Agreeing on substantial deficit reductions won't happen easily, since each party wants them to happen in different ways. The initial agreement happened largely because Republicans created a bad BATNA for both sides by threatening to block an increase in the debt ceiling. The current deal takes a less drastic approach by saying that unless an agreement can be reached the cuts (or shortfall in the event that a partial agreement is reached) will be triggered automatically. Since half of the cuts would come from Defense and half from domestic programs, it's hoped that members from each party would find a compromise preferable.
Most observers are summarizing this as a situation where Republicans would hate half the cuts (to defense) while Democrats would hate the other half (to domestic programs) but I think there's something more subtle at work. Creating a mutually painful BATNA works when the negotiation in question has the potential for value creation, i.e. it's easily possible to create deals that are better for both parties than their BATNA. Electoral politics is very nearly zero-sum. Thus, from a political perspective, it's hard to see how any particular outcome is damaging to both sides.
I suspect that this structure really aims at creating political cover for, and applying political pressure on, individual members. A reluctant Congressperson can say, "This proposal isn't perfect but it's what the Committee has agreed on and the alternative means failing to support our troops in the field and cutting medical support to the most needy." Alternately, any block that attempts to prevent a proposal from being enacted (e.g. because it includes some tax increases) is in a more vulnerable position than when the consequences of no deal being reached are vague or theoretical.
As Always, the Fine Print Matters...and sometimes it's Dominant
The agreement calls for deficit reductions...but from what? The current CBO baseline (which is what the triggers are based on) seems both obvious and neutral but it includes an assumption that is politically volatile: that the Bush tax cuts will expire in 2013, adding $3.5 trillion in revenues.
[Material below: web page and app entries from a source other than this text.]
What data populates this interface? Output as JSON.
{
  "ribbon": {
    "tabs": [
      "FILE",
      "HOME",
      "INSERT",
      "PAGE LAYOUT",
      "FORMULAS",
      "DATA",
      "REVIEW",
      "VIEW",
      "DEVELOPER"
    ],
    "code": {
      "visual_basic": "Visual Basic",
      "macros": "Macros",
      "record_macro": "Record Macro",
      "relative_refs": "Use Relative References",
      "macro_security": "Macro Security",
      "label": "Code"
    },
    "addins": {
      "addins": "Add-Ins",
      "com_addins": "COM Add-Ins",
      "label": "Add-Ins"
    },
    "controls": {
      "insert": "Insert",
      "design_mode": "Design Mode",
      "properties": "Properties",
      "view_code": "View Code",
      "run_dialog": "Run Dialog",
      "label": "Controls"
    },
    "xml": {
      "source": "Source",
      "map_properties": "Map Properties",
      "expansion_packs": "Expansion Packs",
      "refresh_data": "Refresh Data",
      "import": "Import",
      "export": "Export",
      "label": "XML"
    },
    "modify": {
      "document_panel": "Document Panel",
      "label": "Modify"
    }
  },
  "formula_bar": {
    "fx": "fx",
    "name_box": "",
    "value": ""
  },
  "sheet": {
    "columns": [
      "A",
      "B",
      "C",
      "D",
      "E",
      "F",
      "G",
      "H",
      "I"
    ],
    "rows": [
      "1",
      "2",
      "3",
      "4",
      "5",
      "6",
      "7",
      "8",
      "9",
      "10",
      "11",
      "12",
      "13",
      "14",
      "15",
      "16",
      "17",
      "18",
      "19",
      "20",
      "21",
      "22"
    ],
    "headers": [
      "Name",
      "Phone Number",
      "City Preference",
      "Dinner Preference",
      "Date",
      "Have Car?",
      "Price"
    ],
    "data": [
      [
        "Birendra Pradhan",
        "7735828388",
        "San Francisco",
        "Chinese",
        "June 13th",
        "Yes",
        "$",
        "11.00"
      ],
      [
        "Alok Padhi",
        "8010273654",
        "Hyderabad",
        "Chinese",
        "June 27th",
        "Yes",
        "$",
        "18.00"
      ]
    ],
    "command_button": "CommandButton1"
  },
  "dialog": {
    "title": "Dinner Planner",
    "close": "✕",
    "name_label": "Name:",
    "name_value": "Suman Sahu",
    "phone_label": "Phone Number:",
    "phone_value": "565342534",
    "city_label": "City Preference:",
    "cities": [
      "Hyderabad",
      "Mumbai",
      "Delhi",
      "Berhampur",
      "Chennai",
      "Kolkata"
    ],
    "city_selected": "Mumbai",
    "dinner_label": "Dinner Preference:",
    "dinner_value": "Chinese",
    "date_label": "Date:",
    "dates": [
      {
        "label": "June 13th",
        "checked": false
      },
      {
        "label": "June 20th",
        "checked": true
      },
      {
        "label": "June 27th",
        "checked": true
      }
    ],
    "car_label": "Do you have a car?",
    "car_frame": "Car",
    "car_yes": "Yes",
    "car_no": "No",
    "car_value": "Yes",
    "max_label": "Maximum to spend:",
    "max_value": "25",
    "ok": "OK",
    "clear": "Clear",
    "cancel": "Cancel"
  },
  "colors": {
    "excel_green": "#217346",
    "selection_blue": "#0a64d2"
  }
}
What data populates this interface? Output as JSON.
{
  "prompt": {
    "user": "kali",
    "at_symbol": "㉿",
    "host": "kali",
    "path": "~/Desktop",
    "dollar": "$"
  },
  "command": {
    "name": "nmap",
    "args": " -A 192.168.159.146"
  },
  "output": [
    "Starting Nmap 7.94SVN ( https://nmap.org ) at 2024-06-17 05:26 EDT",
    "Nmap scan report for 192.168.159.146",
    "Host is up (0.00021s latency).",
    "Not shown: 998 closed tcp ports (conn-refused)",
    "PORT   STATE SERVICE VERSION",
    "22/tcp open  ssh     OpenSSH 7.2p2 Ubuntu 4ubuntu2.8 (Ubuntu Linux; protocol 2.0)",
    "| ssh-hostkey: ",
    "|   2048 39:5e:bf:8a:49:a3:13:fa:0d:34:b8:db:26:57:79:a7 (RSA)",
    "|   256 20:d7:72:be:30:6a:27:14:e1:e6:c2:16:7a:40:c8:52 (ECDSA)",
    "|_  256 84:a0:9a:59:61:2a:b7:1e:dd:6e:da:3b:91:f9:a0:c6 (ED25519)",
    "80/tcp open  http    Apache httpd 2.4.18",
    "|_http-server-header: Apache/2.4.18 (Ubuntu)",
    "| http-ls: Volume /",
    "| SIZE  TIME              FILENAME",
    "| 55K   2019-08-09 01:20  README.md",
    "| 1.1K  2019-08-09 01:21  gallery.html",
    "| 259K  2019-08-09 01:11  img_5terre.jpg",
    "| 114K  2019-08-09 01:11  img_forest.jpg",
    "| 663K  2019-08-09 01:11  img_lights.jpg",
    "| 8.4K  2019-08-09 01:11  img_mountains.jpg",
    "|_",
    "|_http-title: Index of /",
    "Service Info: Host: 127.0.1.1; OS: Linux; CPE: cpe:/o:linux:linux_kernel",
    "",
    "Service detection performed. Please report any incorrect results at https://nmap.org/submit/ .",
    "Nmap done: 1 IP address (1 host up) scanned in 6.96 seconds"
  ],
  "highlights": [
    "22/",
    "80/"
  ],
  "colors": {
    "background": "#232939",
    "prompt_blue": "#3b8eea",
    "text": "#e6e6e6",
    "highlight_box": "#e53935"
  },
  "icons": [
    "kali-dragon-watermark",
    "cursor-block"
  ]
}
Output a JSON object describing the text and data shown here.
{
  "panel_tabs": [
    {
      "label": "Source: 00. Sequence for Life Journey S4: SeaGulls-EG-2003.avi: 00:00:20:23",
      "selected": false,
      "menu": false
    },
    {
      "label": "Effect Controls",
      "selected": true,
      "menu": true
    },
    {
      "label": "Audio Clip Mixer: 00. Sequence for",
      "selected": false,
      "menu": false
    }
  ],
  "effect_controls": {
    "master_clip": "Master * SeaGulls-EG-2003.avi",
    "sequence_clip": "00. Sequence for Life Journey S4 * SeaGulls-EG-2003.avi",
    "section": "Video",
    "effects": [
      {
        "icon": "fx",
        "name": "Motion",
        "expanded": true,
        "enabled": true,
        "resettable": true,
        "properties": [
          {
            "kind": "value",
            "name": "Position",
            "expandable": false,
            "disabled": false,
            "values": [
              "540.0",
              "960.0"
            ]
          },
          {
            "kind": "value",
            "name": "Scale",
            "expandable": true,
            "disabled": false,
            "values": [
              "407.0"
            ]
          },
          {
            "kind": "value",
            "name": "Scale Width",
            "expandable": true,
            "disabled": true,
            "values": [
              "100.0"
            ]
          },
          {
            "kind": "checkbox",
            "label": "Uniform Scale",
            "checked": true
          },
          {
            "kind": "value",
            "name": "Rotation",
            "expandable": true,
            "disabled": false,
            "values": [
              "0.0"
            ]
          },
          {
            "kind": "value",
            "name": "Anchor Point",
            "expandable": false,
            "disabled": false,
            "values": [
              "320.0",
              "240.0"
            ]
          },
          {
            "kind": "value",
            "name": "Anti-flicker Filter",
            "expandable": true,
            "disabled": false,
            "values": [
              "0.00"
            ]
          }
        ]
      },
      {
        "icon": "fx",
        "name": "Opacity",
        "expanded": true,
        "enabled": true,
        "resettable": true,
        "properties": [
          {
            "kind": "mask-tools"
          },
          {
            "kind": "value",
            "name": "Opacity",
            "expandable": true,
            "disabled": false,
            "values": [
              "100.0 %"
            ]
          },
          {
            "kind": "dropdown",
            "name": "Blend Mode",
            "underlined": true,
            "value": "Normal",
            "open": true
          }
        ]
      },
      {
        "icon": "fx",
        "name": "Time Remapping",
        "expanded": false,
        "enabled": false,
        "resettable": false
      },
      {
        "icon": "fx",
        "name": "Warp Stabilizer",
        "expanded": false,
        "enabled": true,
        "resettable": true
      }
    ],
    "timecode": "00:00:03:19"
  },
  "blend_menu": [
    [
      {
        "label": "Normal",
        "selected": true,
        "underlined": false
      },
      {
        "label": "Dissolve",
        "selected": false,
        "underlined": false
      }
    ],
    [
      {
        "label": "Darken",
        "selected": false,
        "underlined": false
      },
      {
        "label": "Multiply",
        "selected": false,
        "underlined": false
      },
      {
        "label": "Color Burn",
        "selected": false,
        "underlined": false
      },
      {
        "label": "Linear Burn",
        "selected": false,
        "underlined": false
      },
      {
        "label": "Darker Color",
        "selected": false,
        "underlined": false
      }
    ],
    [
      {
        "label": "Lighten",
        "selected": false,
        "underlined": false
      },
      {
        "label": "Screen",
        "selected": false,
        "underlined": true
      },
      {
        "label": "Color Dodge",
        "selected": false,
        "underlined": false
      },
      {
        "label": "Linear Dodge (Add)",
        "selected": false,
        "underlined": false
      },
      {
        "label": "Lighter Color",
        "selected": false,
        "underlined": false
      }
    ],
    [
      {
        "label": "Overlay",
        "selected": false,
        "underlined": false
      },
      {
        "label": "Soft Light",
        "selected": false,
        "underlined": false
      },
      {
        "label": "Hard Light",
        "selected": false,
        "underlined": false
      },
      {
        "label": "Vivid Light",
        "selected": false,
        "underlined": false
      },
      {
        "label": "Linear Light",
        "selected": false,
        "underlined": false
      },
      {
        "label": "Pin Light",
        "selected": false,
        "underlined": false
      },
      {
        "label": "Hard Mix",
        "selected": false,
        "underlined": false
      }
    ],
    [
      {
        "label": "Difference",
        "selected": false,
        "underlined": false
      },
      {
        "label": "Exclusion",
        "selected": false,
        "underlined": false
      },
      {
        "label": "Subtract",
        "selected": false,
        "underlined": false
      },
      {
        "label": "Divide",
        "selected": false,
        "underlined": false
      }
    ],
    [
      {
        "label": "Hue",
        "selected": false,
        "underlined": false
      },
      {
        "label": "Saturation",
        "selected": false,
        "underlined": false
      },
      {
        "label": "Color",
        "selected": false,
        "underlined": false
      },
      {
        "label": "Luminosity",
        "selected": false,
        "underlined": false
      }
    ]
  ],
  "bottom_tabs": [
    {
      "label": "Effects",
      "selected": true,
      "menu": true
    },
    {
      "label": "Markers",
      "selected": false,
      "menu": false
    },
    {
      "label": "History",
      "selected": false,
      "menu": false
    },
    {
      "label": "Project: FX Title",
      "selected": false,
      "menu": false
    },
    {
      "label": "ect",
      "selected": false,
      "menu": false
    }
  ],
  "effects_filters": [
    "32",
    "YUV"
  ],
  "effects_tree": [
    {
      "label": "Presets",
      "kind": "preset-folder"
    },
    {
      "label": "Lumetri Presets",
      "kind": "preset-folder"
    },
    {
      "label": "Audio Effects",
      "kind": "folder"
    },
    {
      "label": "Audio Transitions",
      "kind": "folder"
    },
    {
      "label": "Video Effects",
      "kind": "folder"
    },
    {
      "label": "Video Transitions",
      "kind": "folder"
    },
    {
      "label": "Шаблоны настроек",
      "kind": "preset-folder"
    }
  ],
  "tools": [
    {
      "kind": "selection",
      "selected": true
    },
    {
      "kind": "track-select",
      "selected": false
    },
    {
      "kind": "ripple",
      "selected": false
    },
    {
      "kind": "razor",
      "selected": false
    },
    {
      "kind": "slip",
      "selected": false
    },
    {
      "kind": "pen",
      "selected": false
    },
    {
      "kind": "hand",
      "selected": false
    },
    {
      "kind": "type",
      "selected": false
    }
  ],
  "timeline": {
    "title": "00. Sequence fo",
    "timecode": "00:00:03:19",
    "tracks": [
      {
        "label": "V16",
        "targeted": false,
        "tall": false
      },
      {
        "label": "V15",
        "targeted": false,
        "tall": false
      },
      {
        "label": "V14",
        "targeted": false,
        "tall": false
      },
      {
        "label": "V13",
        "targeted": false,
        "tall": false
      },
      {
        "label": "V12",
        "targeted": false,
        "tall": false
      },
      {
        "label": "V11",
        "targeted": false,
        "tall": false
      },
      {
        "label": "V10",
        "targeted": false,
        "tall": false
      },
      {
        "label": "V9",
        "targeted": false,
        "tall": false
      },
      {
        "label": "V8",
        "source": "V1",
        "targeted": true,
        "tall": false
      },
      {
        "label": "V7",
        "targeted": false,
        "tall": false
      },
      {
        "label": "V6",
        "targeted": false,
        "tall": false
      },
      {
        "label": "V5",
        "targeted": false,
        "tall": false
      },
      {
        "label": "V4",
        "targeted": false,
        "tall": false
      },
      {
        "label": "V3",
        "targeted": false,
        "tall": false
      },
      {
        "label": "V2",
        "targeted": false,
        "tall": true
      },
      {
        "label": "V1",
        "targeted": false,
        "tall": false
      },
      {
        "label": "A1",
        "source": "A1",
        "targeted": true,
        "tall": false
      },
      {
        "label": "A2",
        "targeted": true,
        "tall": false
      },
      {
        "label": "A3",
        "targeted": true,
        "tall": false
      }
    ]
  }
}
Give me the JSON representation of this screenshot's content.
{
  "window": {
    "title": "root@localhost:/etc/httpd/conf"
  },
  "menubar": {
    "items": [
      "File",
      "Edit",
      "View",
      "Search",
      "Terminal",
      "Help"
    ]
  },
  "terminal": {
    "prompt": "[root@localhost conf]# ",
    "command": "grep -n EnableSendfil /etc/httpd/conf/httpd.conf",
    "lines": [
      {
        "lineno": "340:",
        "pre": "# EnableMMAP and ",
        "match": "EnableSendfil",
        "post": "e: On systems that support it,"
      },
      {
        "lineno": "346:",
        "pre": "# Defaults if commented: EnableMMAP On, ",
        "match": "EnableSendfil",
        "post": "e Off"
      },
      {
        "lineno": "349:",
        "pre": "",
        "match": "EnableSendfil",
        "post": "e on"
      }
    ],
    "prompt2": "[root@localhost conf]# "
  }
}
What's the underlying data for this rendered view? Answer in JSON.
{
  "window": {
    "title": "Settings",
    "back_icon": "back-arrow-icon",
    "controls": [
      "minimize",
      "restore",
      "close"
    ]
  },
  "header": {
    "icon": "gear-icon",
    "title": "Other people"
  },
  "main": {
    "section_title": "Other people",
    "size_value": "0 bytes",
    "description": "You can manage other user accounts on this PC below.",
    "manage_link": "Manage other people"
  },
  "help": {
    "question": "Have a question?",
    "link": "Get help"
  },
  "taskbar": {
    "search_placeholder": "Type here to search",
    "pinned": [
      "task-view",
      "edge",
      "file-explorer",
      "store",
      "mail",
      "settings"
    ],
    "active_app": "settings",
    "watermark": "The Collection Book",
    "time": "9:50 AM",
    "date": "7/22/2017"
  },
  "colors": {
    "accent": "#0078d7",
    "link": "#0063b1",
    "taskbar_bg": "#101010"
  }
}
This is huge. Republicans have long insisted that the Bush tax cuts should be made permanent and Obama and most Democrats have supported making them permanent for those making less than $200,000 per year. Either proposal would mean a bigger change to the CBO baseline than the entire targeted level of reductions.
The WSJ editorial argues that this is such a large increase that the Super Congress is unlikely to consider any further increases, but this is pretty simplistic analysis. The Super Congress is likely to want to ignore the Bush tax cuts altogether in its proposal, since any change would make their task monumentally more difficult, and their timeline theoretically makes ignoring the cuts easy. Obama, however, can use his threat to veto a later extension of the cuts to pressure Republicans to accept some tax increases as part of their overall deficit reduction recommendation. Obama has some real leverage here, as the cuts expire after the 2012 election, giving Republicans limited recourse against a veto threat. It's entirely possible that a two-prong agreement will be reached, with some tax increases being part of the Super Committee's recommendation in exchange for concessions on the Bush tax cuts.
More fundamentally, it means that this deal should be seen as just one salvo in an ongoing struggle. A small agreement has been reached with a medium-sized negotiation scheduled through November but a larger issue remains very much on the table and barely discussed in the context of the current deal. Regardless of where you fall on the political spectrum, we continue to live in interesting times.